Review: Q.U.B.E: Director’s Cut
It’s hard to talk about Q.U.B.E: Director’s Cut without talking about Portal. It’s a first person puzzle game with white, test chamber-like rooms and a story that keeps you in the dark, with the game not revealing who you are, nor who you can trust. Manipulating colored blocks to traverse to each new area is goal of the game. The experience of Q.U.B.E: Director’s Cut is short and somewhat easy, but it’s an experience worth taking if you enjoy puzzle games and an interesting story.
Q.U.B.E: Director’s Cut opens with your character waking up after an incident with a pair of gloves now attached to your hands. These gloves can manipulate certain blocks in the world to progress to the next puzzle. Shortly after finding your way around, a voice over a radio tells you the situation. You are on a space ship that is rocketing toward Earth, and the only way to stop it is to get to the center of the ship and destroy it. As you progress through each of the seven sectors the game has to offer, the story will become clearer, and at the same time, the suspense increases. The story had me interested toward the end and I wanted to get through each puzzle to see how the story would conclude. It took me just under four hours to complete the game, including some of the optional side puzzles.
Gameplay has you manipulating colored blocks to solve each puzzle. Red blocks can be extended one block at a time and can be used as platforms. Yellow blocks are laid out in a set of three, with each block extending to a different length, depending on where you activate the block. There are several other colored blocks with certain functions that can lead to some really thought-provoking and challenging puzzles. The first five sectors really aren’t that challenging however. It is pretty straight forward with few puzzles actually offering challenge. Toward the end the difficulty does ramp up, when several of the mechanics are brought together. An “Against the Clock” mode is included in the Director’s Cut, which tasks you with running through new puzzles as quick as possible. The puzzles in the “Against the Clock” mode are original, and have some of the best puzzle design in the game.

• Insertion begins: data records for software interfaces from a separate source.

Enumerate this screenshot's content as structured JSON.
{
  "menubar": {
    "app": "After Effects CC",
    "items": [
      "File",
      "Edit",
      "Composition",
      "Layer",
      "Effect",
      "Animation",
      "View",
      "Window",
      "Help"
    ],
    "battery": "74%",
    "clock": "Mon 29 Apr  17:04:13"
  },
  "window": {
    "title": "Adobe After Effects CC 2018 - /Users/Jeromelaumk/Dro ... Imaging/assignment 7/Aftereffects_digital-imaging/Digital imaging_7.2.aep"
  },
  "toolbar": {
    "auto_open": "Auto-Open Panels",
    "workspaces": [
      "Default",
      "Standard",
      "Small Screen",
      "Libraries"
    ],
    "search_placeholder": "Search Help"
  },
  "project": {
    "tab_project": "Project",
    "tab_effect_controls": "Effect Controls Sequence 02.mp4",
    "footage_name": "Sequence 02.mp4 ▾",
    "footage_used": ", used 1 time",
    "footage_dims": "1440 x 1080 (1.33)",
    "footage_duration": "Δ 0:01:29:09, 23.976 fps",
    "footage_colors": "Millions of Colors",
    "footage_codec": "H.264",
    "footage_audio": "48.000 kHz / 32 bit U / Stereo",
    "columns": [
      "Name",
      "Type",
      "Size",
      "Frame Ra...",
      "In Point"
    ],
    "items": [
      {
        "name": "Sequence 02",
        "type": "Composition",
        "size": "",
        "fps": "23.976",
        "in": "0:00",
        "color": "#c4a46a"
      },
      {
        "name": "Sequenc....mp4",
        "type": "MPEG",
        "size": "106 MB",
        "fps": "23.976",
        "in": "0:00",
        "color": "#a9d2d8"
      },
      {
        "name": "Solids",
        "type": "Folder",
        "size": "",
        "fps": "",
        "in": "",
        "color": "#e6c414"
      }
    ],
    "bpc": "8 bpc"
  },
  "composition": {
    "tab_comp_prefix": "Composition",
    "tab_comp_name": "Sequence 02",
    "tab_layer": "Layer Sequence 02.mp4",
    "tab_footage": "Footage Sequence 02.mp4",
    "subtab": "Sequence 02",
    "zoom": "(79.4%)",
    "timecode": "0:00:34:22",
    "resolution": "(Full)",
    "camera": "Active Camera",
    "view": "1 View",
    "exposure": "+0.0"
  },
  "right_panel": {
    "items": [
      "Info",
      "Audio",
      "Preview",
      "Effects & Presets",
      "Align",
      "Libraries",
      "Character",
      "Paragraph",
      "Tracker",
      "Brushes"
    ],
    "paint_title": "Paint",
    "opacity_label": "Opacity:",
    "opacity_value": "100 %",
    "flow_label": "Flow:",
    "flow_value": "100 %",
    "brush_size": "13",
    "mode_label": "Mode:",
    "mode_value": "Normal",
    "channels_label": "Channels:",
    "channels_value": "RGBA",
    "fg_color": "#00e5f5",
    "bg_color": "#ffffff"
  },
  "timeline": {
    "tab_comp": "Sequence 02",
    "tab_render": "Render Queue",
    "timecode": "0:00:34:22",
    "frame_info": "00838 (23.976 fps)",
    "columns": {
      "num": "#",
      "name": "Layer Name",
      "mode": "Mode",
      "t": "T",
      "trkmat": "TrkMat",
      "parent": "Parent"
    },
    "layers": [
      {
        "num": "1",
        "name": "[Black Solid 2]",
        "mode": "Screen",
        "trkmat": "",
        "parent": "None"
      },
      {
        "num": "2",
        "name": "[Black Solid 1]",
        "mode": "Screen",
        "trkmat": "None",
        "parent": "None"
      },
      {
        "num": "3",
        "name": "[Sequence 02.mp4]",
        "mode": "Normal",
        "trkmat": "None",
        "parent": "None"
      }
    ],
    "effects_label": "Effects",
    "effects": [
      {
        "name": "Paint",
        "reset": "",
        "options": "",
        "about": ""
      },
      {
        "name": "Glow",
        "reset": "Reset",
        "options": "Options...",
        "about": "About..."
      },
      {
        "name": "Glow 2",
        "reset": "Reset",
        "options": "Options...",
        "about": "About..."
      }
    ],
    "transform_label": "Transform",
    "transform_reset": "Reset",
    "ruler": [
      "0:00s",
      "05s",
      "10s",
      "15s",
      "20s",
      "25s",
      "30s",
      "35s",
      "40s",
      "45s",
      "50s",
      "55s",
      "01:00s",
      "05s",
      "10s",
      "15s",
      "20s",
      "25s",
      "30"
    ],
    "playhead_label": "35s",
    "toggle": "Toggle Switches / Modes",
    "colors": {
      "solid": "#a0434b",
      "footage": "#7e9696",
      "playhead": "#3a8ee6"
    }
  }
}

The main color you will be seeing the majority of the time is white. Each room, light and elevator is filled with white blocks. Over time, puzzle rooms and environments will change slightly and it fits the mood that is present in the story. Through some of the game, there is no music, but further on in the adventure, music will begin to play when the story becomes more interesting. The music that does play in these few sections is fantastic. The music immerses you further in the moment and made me just want to put the controller down and listen to the current track. Audio glitches are prominent in the game. Collision effects such as a block hitting the ground will repeatedly play, and while trying to solve a difficult puzzle, these noises made me want to mute the game. Occasionally I found some issues of clipping, but it did not ruin the experience.
Q.U.B.E: Director’s Cut offers some unique puzzles with an intriguing story. The difficulty in puzzles doesn’t ramp up until the end, but there are many different mechanics that are featured that it’s worth playing and seeing them all. With the asking price of $10, it’s worth checking out. After you complete the main campaign, the few optional puzzles and the “Against the Clock” mode could make you return to the game, but there is no real motivation to replay the entire story again.
A copy of this game was provided by the publisher for review purposes. For more info on our review policy click here.
What I Like:
- Against the Clock Mode
What I Dislike:
- Audio Glitches
- Too Many Easy Early Puzzles